Aleteia logoAleteia logoAleteia
Monday 27 May |
Saint of the Day: St. Augustine of Canterbury
Aleteia logo
separateurCreated with Sketch.

How much is too much when sharing info about your kids on social media?



Fr. Michael Rennier - published on 10/06/19

Our children's right to privacy is a real thing we parents must constantly consider when we're online.

Do you remember how, when you were a teenager, your mom would pull out old, embarrassing pictures of you and show them to your friends and they would laugh? Or how she would repeatedly tell a story about something you did or said as a child that mortified you? Maybe it was a picture of you sitting on the toilet or taking a bath. Maybe it was that phase of your life when you wore braces and had a terrible complexion. Maybe it’s the sort of information you’d prefer would remain discreetly hidden away until the end of time.

I don’t know about you, but I’m fairly discreet about the information I share about myself. I’ve already written on the dangers of oversharing because, clearly, not everyone needs or wants to know everything about my life. This especially holds true for social media where I might not even know the people reading my words. It’s funny, though, because a lot of us parents who are cautious about sharing embarrassing information about ourselves are more than happy to share information or photos that may embarrass our children. It’s like that time your mother told everyone your darkest secrets when you were a teenager. Maybe the person telling the story thought it was okay, but it really wasn’t.

Parents might unthinkingly reveal their child’s learning disability, share a photo that should be kept private, tell a story without consent, or even actively complain about their child. Maybe these stories are fine and cute and not a problem at all, or maybe they cross a line that violates our children’s right to privacy. I think about this a lot with the stories I choose to share in my articles. I’ve described, for instance, the time my son tried to transform into a horse, how my children tried to start a bonfire in our urban front yard, and I’ve shared a bunch of super intense birth stories. Who knows, maybe my children will grow up and resent me for it, but before I shared any of these stories, I did think about that possibility and decided it wasn’t likely. Those stories are amusing – and kind of odd – but in the end I shared them because they’re examples of ways in which I’m proud of my children. Each child of mine is a unique, quirky, thoughtful individual who endlessly delights me. Hopefully, that’s the way they’ll see it when they’re adults and reading through dear old dad’s essay collection.

Everyone has a different opinion and level of tolerance for how much information to share about their children publicly so this isn’t to pass judgment if you have a higher tolerance than mine for public storytelling. The important thing is that, as parents, we’re thinking about it and taking seriously our children’s right to privacy. Because we know everything about them and share the most intimate details of their lives, parents can be blinded to this boundary.

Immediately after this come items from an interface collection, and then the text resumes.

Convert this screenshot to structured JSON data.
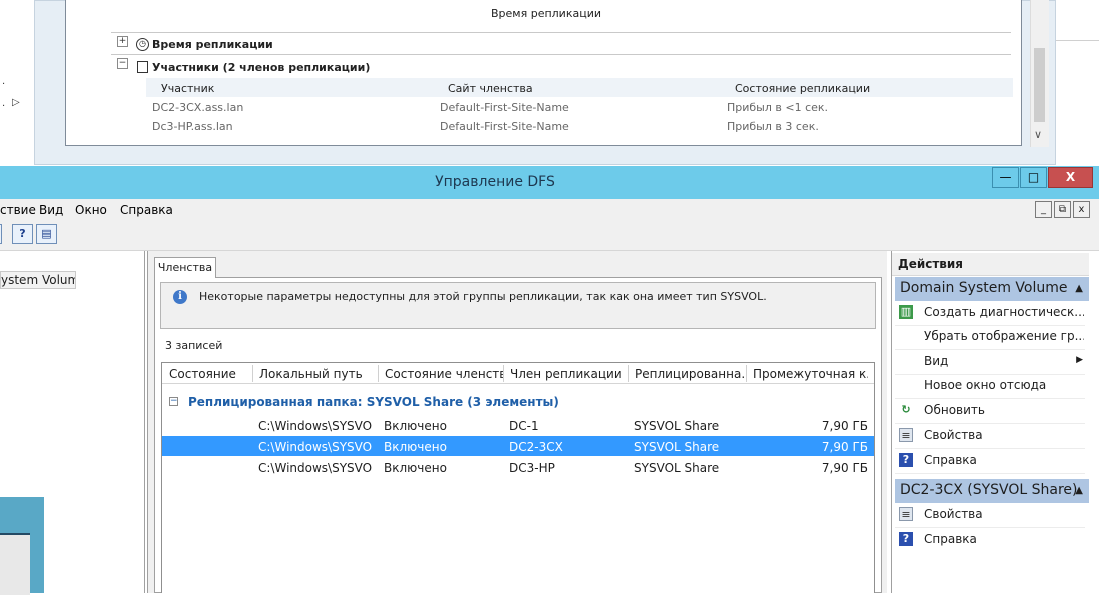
{
  "background_window": {
    "section_heading": "Время репликации",
    "sections": [
      {
        "label": "Время репликации",
        "toggle": "+"
      },
      {
        "label": "Участники (2 членов репликации)",
        "toggle": "−"
      }
    ],
    "columns": [
      "Участник",
      "Сайт членства",
      "Состояние репликации"
    ],
    "rows": [
      [
        "DC2-3CX.ass.lan",
        "Default-First-Site-Name",
        "Прибыл в <1 сек."
      ],
      [
        "Dc3-HP.ass.lan",
        "Default-First-Site-Name",
        "Прибыл в 3 сек."
      ]
    ]
  },
  "window": {
    "title": "Управление DFS",
    "caption_buttons": [
      "—",
      "□",
      "X"
    ],
    "mdi_buttons": [
      "_",
      "⧉",
      "x"
    ]
  },
  "menu": [
    "ствие",
    "Вид",
    "Окно",
    "Справка"
  ],
  "tree": {
    "selected_item": "ystem Volume"
  },
  "center": {
    "tab_label": "Членства",
    "info_message": "Некоторые параметры недоступны для этой группы репликации, так как она имеет тип SYSVOL.",
    "record_count": "3 записей",
    "columns": [
      "Состояние",
      "Локальный путь",
      "Состояние членства",
      "Член репликации",
      "Реплицированна...",
      "Промежуточная к..."
    ],
    "group_label": "Реплицированная папка: SYSVOL Share (3 элементы)",
    "group_toggle": "−",
    "rows": [
      {
        "state": "",
        "path": "C:\\Windows\\SYSVOL...",
        "membership": "Включено",
        "member": "DC-1",
        "folder": "SYSVOL Share",
        "staging": "7,90 ГБ",
        "selected": false
      },
      {
        "state": "",
        "path": "C:\\Windows\\SYSVOL...",
        "membership": "Включено",
        "member": "DC2-3CX",
        "folder": "SYSVOL Share",
        "staging": "7,90 ГБ",
        "selected": true
      },
      {
        "state": "",
        "path": "C:\\Windows\\SYSVOL...",
        "membership": "Включено",
        "member": "DC3-HP",
        "folder": "SYSVOL Share",
        "staging": "7,90 ГБ",
        "selected": false
      }
    ]
  },
  "actions": {
    "title": "Действия",
    "section1": {
      "label": "Domain System Volume",
      "items": [
        {
          "label": "Создать диагностическ...",
          "icon": "report-icon"
        },
        {
          "label": "Убрать отображение гр...",
          "icon": ""
        },
        {
          "label": "Вид",
          "icon": ""
        },
        {
          "label": "Новое окно отсюда",
          "icon": ""
        },
        {
          "label": "Обновить",
          "icon": "refresh-icon"
        },
        {
          "label": "Свойства",
          "icon": "properties-icon"
        },
        {
          "label": "Справка",
          "icon": "help-icon"
        }
      ]
    },
    "section2": {
      "label": "DC2-3CX (SYSVOL Share)",
      "items": [
        {
          "label": "Свойства",
          "icon": "properties-icon"
        },
        {
          "label": "Справка",
          "icon": "help-icon"
        }
      ]
    }
  },
  "colors": {
    "titlebar": "#6dcbea",
    "selection": "#3399ff",
    "action_section": "#aec5e2",
    "group_text": "#1f5fa8"
  }
}
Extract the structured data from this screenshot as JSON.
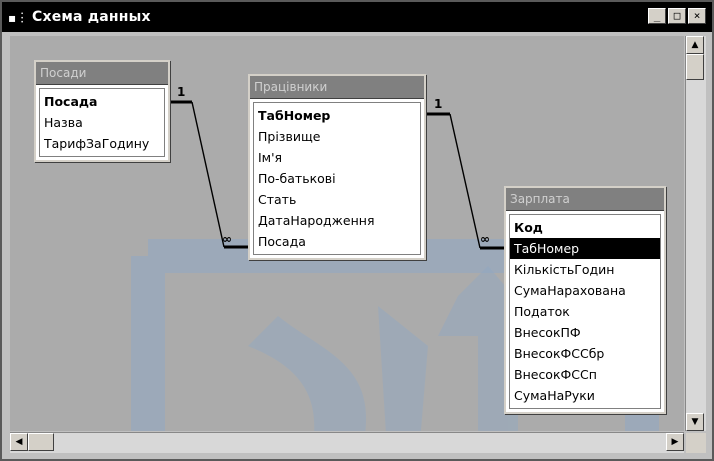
{
  "window": {
    "title": "Схема данных"
  },
  "tables": [
    {
      "title": "Посади",
      "fields": [
        "Посада",
        "Назва",
        "ТарифЗаГодину"
      ],
      "key_index": 0,
      "selected_index": -1
    },
    {
      "title": "Працівники",
      "fields": [
        "ТабНомер",
        "Прізвище",
        "Ім'я",
        "По-батькові",
        "Стать",
        "ДатаНародження",
        "Посада"
      ],
      "key_index": 0,
      "selected_index": -1
    },
    {
      "title": "Зарплата",
      "fields": [
        "Код",
        "ТабНомер",
        "КількістьГодин",
        "СумаНарахована",
        "Податок",
        "ВнесокПФ",
        "ВнесокФССбр",
        "ВнесокФССп",
        "СумаНаРуки"
      ],
      "key_index": 0,
      "selected_index": 1
    }
  ],
  "relations": [
    {
      "one": "1",
      "many": "∞"
    },
    {
      "one": "1",
      "many": "∞"
    }
  ],
  "icons": {
    "sysmenu": "system-menu-icon",
    "minimize": "minimize-icon",
    "maximize": "maximize-icon",
    "close": "close-icon"
  },
  "colors": {
    "titlebar": "#000000",
    "canvas": "#ababab",
    "watermark": "#8aa6c6",
    "selection": "#000000"
  }
}
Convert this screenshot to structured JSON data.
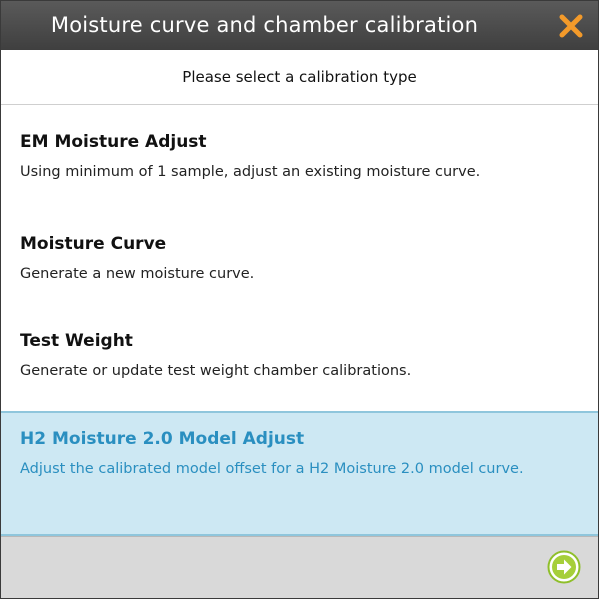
{
  "dialog": {
    "title": "Moisture curve and chamber calibration",
    "close_icon": "close-x-icon",
    "accent_color": "#f39a2a"
  },
  "subtitle": "Please select a calibration type",
  "options": [
    {
      "title": "EM Moisture Adjust",
      "description": "Using minimum of 1 sample, adjust an existing moisture curve.",
      "selected": false
    },
    {
      "title": "Moisture Curve",
      "description": "Generate a new moisture curve.",
      "selected": false
    },
    {
      "title": "Test Weight",
      "description": "Generate or update test weight chamber calibrations.",
      "selected": false
    },
    {
      "title": "H2 Moisture 2.0 Model Adjust",
      "description": "Adjust the calibrated model offset for a H2 Moisture 2.0 model curve.",
      "selected": true
    }
  ],
  "selection_color": "#cde8f3",
  "selected_text_color": "#2a8fc0",
  "footer": {
    "next_icon": "arrow-right-circle-icon",
    "next_color": "#a6cf3a"
  }
}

We change their diapers, answer their awkward questions, give them baths, hold them when they cry, and support them as they struggle with the transition to adulthood. We shouldn’t take this intimacy for granted — it’s privileged and it is special.

Really, it’s an honor to be able to share these moments within a family. Protecting the trust of our loved ones, those with whom we are most vulnerable, is extremely important. A funny story or conversation may be entirely appropriate around the family dinner table but would violate all sorts of confidentiality to share with the whole wide world.

Because our children are dependent upon us, we might not recognize that these little people have autonomy. They have personalities and concerns of their own, even from a very young age. Just like any adult, they deserve to be respected as individuals and not have their secrets shared with strangers. They may not be able to express it in this way, but that’s all the more reason for us to exercise caution on their behalf.

And seriously, Mom, stop telling that embarrassing story about me.


Read more:
How to make real-life friendships with your social media friends


Read more:
3 Things to warn your kids about if they’re on social media

Enjoying your time on Aleteia?

Articles like these are sponsored free for every Catholic through the support of generous readers just like you.

Help us continue to bring the Gospel to people everywhere through uplifting Catholic news, stories, spirituality, and more.

Daily prayer
And today we celebrate...

Top 10
See More
Get Aleteia delivered to your inbox. Subscribe here.